It's a sad and strange state of affairs when a developer not releasing an Early Access version of their game feels like the exception rather than the norm - but here we are. Despite Legend of Grimrock 2 being in "strong alpha" - i.e. the game is playable from start to end in some form - Almost Human Games are not going to plonk this early version on Steam, and charge people to play it before it's done. You will be able to put down a pre-order at some point, however, giving the devs your money without getting anything immediate in return.

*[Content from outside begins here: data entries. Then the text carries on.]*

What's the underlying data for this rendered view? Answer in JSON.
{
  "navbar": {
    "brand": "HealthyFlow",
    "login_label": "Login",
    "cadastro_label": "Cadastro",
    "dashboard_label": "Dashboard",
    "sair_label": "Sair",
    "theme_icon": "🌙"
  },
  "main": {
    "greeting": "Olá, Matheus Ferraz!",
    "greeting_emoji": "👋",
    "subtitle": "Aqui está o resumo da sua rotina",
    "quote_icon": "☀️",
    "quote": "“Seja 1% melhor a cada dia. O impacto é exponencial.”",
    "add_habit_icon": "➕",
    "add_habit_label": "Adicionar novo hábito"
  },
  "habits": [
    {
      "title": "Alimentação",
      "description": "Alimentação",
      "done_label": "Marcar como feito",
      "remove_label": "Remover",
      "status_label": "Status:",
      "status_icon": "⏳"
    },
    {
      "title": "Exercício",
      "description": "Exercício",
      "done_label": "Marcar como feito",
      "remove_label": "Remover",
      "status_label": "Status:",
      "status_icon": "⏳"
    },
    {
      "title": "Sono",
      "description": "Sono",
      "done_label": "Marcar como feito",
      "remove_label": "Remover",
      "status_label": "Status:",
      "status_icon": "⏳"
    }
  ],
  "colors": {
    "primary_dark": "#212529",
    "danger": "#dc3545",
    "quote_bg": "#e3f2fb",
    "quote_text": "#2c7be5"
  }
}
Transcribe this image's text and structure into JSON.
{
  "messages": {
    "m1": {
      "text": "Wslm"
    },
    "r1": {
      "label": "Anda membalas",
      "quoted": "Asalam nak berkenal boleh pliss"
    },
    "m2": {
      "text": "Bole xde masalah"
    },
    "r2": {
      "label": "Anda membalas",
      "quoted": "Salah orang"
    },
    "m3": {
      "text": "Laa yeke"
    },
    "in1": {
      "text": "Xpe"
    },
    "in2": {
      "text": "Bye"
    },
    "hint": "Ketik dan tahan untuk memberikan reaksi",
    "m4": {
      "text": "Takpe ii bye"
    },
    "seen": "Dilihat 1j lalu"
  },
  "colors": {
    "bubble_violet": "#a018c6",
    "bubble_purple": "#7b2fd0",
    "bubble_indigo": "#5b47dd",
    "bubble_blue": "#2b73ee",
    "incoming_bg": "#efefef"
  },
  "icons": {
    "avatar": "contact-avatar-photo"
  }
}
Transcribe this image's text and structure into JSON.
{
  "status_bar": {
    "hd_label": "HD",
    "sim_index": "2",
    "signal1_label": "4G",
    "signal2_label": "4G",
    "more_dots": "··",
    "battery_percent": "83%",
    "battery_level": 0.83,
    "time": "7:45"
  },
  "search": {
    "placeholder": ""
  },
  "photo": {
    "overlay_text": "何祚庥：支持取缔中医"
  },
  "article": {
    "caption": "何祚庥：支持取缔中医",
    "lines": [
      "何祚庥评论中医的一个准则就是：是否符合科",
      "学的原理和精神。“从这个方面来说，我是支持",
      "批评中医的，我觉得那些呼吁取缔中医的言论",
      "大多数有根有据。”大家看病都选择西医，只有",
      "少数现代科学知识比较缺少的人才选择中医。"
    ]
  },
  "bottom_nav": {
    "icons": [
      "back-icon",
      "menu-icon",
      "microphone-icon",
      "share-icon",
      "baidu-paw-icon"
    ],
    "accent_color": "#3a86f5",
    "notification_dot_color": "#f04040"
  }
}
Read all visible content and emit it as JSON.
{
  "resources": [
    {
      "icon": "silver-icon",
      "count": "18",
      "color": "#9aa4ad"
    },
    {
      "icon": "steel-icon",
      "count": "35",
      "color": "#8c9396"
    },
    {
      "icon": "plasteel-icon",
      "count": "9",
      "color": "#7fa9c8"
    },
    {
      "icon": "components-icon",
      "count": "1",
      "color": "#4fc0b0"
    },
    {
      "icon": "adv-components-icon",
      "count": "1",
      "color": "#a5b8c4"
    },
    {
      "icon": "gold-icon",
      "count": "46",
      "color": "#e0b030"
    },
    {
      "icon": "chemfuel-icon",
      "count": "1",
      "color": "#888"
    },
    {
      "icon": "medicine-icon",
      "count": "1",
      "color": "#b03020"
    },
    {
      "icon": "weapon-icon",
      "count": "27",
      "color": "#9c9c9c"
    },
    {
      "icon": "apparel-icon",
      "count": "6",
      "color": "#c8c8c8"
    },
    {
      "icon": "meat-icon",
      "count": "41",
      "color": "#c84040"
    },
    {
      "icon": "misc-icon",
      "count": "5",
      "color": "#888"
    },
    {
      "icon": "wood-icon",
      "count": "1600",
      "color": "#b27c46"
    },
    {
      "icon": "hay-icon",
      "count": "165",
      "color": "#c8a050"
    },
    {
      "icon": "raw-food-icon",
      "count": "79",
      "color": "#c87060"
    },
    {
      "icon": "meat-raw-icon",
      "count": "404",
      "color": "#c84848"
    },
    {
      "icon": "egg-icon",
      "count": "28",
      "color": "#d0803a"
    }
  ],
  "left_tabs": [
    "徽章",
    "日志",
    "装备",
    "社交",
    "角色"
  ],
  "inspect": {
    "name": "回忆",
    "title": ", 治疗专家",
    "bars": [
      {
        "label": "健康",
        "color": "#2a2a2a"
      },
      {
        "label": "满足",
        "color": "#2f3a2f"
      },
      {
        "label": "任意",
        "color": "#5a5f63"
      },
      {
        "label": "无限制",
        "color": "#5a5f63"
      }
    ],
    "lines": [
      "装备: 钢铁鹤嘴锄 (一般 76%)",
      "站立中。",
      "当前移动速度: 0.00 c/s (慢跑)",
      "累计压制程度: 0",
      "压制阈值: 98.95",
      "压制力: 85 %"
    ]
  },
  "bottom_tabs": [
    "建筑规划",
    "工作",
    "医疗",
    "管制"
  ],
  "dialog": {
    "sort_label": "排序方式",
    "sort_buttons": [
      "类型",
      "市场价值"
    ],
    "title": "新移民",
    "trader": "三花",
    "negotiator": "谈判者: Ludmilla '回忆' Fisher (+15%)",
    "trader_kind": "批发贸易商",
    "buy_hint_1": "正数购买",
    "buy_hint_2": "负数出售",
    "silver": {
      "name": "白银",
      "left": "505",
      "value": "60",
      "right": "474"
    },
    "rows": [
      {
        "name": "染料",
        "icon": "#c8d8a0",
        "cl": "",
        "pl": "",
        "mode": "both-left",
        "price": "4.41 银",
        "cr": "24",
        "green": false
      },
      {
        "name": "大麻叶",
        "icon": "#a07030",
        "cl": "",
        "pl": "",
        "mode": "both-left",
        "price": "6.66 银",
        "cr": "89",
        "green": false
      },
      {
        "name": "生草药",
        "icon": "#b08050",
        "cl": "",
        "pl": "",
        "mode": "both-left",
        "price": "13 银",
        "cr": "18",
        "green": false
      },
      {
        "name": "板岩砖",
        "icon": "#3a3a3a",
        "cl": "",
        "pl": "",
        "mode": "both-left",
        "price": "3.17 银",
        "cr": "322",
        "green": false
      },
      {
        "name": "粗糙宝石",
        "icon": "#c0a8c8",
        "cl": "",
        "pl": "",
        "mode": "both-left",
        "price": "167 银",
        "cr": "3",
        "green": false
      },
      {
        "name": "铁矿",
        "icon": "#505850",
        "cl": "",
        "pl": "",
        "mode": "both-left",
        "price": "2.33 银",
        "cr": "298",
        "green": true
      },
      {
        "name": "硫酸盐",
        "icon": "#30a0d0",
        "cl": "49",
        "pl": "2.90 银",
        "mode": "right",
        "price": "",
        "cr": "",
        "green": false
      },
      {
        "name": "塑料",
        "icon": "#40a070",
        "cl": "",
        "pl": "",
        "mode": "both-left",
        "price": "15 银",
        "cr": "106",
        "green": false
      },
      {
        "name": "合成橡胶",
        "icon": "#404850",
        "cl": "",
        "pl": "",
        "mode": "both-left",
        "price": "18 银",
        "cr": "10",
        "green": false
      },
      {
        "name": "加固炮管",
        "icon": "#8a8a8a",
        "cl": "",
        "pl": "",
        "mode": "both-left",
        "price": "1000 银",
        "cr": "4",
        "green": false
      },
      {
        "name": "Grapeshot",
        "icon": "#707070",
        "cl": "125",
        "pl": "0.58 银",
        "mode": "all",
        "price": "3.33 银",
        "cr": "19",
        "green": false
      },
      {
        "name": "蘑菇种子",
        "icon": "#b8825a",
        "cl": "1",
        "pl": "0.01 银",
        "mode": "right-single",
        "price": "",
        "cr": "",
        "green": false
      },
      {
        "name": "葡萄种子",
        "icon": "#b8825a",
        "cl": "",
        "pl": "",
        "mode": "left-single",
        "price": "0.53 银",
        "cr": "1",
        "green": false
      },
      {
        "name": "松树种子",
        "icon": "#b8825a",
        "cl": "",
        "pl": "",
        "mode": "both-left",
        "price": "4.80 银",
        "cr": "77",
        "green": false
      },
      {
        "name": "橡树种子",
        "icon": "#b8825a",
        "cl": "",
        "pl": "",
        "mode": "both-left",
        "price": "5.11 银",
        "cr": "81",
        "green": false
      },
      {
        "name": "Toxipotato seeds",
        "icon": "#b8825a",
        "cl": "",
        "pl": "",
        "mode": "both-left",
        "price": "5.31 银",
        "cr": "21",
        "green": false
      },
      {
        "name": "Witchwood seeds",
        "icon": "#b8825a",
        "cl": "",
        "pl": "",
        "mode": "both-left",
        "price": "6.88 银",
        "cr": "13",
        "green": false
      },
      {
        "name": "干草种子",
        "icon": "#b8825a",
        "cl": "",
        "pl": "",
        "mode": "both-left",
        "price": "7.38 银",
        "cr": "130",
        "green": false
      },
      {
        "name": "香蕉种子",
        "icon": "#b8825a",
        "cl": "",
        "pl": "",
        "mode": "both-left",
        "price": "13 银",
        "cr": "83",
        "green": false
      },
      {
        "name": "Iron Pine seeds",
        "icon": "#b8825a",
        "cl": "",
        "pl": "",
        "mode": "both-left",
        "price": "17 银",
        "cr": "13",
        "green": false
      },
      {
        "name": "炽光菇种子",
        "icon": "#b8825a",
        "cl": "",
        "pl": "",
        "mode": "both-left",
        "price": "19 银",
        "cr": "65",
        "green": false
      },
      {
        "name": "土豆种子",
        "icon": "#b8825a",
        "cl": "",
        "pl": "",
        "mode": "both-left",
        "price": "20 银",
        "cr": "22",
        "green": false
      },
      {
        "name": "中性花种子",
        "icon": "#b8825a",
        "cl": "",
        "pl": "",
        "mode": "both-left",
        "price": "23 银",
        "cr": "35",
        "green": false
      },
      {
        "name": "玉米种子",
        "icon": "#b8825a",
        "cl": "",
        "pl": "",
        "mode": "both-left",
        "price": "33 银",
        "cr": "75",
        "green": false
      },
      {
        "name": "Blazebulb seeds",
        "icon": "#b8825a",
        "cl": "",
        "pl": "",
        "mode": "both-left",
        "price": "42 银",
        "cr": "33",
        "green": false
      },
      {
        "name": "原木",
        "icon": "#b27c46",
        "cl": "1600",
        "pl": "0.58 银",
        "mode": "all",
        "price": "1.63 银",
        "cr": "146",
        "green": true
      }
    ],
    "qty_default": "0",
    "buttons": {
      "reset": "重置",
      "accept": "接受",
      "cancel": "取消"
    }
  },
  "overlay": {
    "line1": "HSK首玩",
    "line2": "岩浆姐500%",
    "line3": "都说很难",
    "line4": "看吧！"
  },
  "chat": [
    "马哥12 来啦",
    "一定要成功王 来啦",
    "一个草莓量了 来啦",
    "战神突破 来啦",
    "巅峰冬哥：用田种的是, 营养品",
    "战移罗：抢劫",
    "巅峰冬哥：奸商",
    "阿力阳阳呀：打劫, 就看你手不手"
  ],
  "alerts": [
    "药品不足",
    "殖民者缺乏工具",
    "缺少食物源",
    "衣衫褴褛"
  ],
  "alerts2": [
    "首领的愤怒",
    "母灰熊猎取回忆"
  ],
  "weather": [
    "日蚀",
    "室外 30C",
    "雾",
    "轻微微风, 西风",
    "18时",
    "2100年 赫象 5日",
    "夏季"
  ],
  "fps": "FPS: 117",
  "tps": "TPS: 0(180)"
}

Wait, what? (I imagine pre-orders will begin when the game is a little closer to being done, and there's almost no risk of development being halted by a sudden meteor or a desire for a shiny speedboat or anything like that.) Almost Human explained their reasoning to RPS, and because this opening paragraph is already lengthier than some novels, I've stashed it after the break.
Almost Human Games
There was a time, back when I was a young whippersnapper, that grid-based dungeon crawlers were a big part of the gaming ecosphere. Advances in technology rendered the style obsolete, as "better" games with complete freedom of motion asserted their dominance. Yet when Almost Human released the very old-school Legend of Grimrock in 2012, it found enough success beyond the nostalgic oldster demographic to ensure a sequel—and that sequel is now playable from the very beginning to the very end.
I like most of Legend of Grimrock’s impenetrable puzzles. I like the way it makes consumables scarce. I like its shadows. I like the way its spell system feels like Simon. I don’t like its damn electric bats. I like that it’s the most insulated I’ve felt in a game space since BioShock.
But an under-mentioned thing I love about it is that I can play it mostly one-handed. You know, while swirling a tumbler of Mountain Dew, or something.
Legend of Grimrock is difficult for me. It’s a love letter to Dungeon Master, one of my favourite games. It’s difficult to pretend to be objective when you’re being poked so stubbornly in your nostalgia pipe. I was gurglingly well-disposed to Grimrock, even before I started playing it, so this review runs a real risk of becoming either a nauseatingly self-indulgent gush or kneejerk backlash.